On October 7, 2015, my phone was buzzing with Aurora Borealis notifications so I packed my camera gear and headed to my local go-to spot. Unfortunately, not every shoot goes as planned and there was some kind of event that made it too crowded to set up my time-lapse. Back on the road for another half hour, I reached my next best location and immediately saw columns of light on the horizon. I don’t care how tired or stressed you are, witnessing the Northern Lights is always an amazing, refreshing experience. The show didn’t last very long but it was well worth the hunt.
On September 27, 2015, my wife and I set up chairs in our backyard and lucked out with clear skies during the supermoon lunar eclipse. Below is a time-lapse from that evening and this one took quite a bit of effort (over 1,000 photos). Because the moon moves rather quickly, I had to keep repositioning the camera and also change settings as the light grew dim.

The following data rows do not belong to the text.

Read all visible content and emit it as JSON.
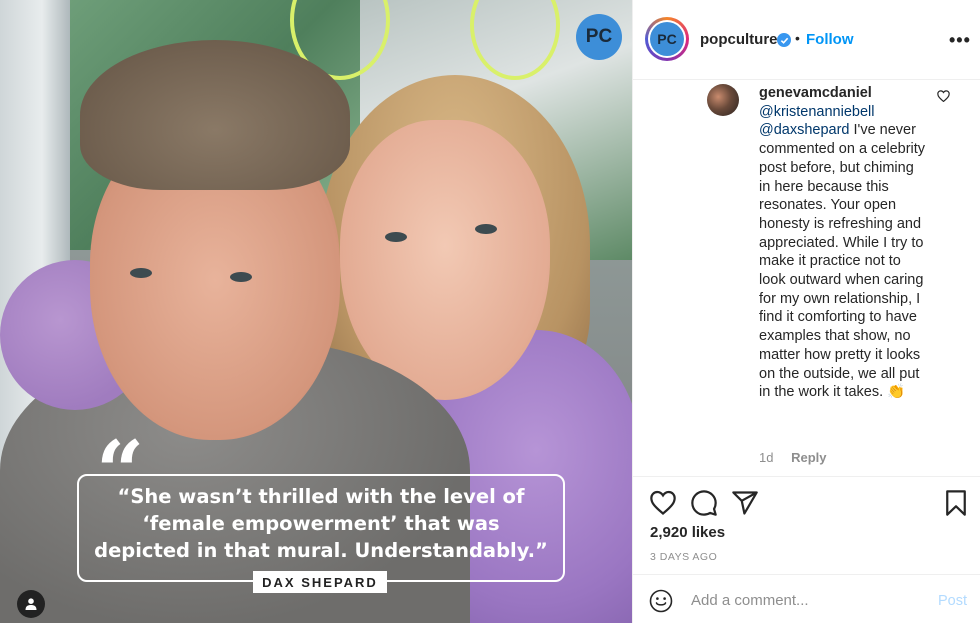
{
  "photo": {
    "badge": "PC",
    "quote_mark": "“",
    "quote_text": "“She wasn’t thrilled with the level of ‘female empowerment’ that was depicted in that mural. Understandably.”",
    "author": "DAX SHEPARD"
  },
  "header": {
    "avatar_text": "PC",
    "username": "popculture",
    "separator": "•",
    "follow_label": "Follow",
    "more_label": "•••"
  },
  "comment": {
    "username": "genevamcdaniel",
    "mention1": "@kristenanniebell",
    "mention2": "@daxshepard",
    "text": " I've never commented on a celebrity post before, but chiming in here because this resonates. Your open honesty is refreshing and appreciated. While I try to make it practice not to look outward when caring for my own relationship, I find it comforting to have examples that show, no matter how pretty it looks on the outside, we all put in the work it takes. 👏",
    "age": "1d",
    "reply_label": "Reply"
  },
  "actions": {
    "likes": "2,920 likes",
    "time": "3 DAYS AGO"
  },
  "add_comment": {
    "placeholder": "Add a comment...",
    "post_label": "Post"
  },
  "colors": {
    "link_blue": "#0095f6",
    "mention_blue": "#00376b",
    "badge_blue": "#3d8ed8"
  }
}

I set the interval at 5 seconds apart, which worked well for the wide shots but next time I would try a shorter duration for the tight shots. The centered-and-aligned scene starting at 0:47 is comprised of a 133 photos that I had to manually align in Photoshop (very tedious and time-consuming).
All in all, a great night and it’s always exciting seeing the results come to life in a time-lapse.
Here’s my backyard view of the Perseids meteor shower from August 12, 2015. I managed to catch a plane, satellite, some rolling clouds, and a few dancing trees as well. You’ll also notice the stars begin to look soft at the end and it’s because I forgot to put a couple hand warmers on the lens to help against the dew.
Shot on a Canon 6D with a Rokinon 14mm lens.
About a week ago, I launched a new side project called Time in Lapse. The goal for this project was simple: share everything I have been learning about time-lapse and landscape astrophotography. It was a lot of work writing and organizing all the content but I’m very happy with how it turned out.
So who is this site for? Anyone who wants to learn time-lapse photography or capture the night sky with their DSLR. The guides cover all the basics, everything from camera settings to recommended gear and I’ll be updating the Blog with new tutorials on a regular basis.
I’m particularly proud of the Astrophotography guide, which describes how photograph the Milky Way and other nighttime landscapes. I share all the tips and tricks I have acquired after many nights under the stars and countless hours researching.
To get this initial version of the site launched, I did have to hold off on releasing some features to meet my deadline. For example, the Store page will eventually include a “Videos” section where you can purchase stock footage for your own projects (coming soon). I also have plans for creating video tutorials and a lot of other exciting updates, so stay tuned.
I hope Time in Lapse can inspire you to photograph your own adventures and please feel free to send me any questions along the way.
Last Monday, my Aurora forecast app on the iPhone was reading high levels and there was a buzz amongst other astrophotographers I follow on Instagram. Exhausted from a another long day of work, I reluctantly grabbed my camera and headed out around 10PM.
I had no idea it would be one the best nights of my life.
On the grassy slope of a small pond, I arranged my camera and started looking for the Aurora. The sky in front of me was fairly illuminated but I assumed it was from the quarter-moon reflecting on clouds above the horizon. Then I took my first photo. “Wow, this is amazing!” Purple and pink pillars of light rose out of a soft green haze. It took a minute to fully believe that I was watching the Aurora Borealis.
I set up a time-lapse and waited. Once in a while, I could faintly see new columns of light with my own eyes, although it looked nothing like what the camera was seeing. All around me were hundreds of fireflies hovering above the wet, tall grass — I felt like I was at a noiseless fireworks show. The sound of constant water spilling from the pond’s runoff filled the night, along with fish jumping, an owl hooting, and two curious ducks who swam near me for hours.
During one of my time-lapse sessions, a blazing white streak burned across the sky, lighting everything around me. I have never seen a shooting star so bright. You can see it around the 8-second mark in the video above.
Unsure of what settings to use for my first attempt at photographing the Aurora, I eventually stopped my time-lapse and restarted it with a shorter interval. The wind had picked up at that time, bending the grass in front of me and creating small ripples on the water. Out of the corner of my eye, I saw what I thought were clouds quickly moving by but then I realized it was the Aurora growing stronger.
Waves of light rapidly pulsed across the sky, similar to the movement of a lazy flame. In complete awe, I watched the northern lights dance above my head like I never thought possible in New Hampshire. Quickly, I repositioned my camera, configured another time-lapse and spent the next hour watching pure magic.
By 2AM the next morning, I was feeling guilty for witnessing such beauty without my wife (who stayed home with our sleeping daughter) and knew that I had already captured some amazing footage. I packed up, looked at the Aurora one more time, and said, “Thank you.” Not two seconds later, another fish jumped directly in front of me as if to reply, “You’re welcome.”
What a stunning night it was. Stay tuned for more astrophotography and tutorials coming soon.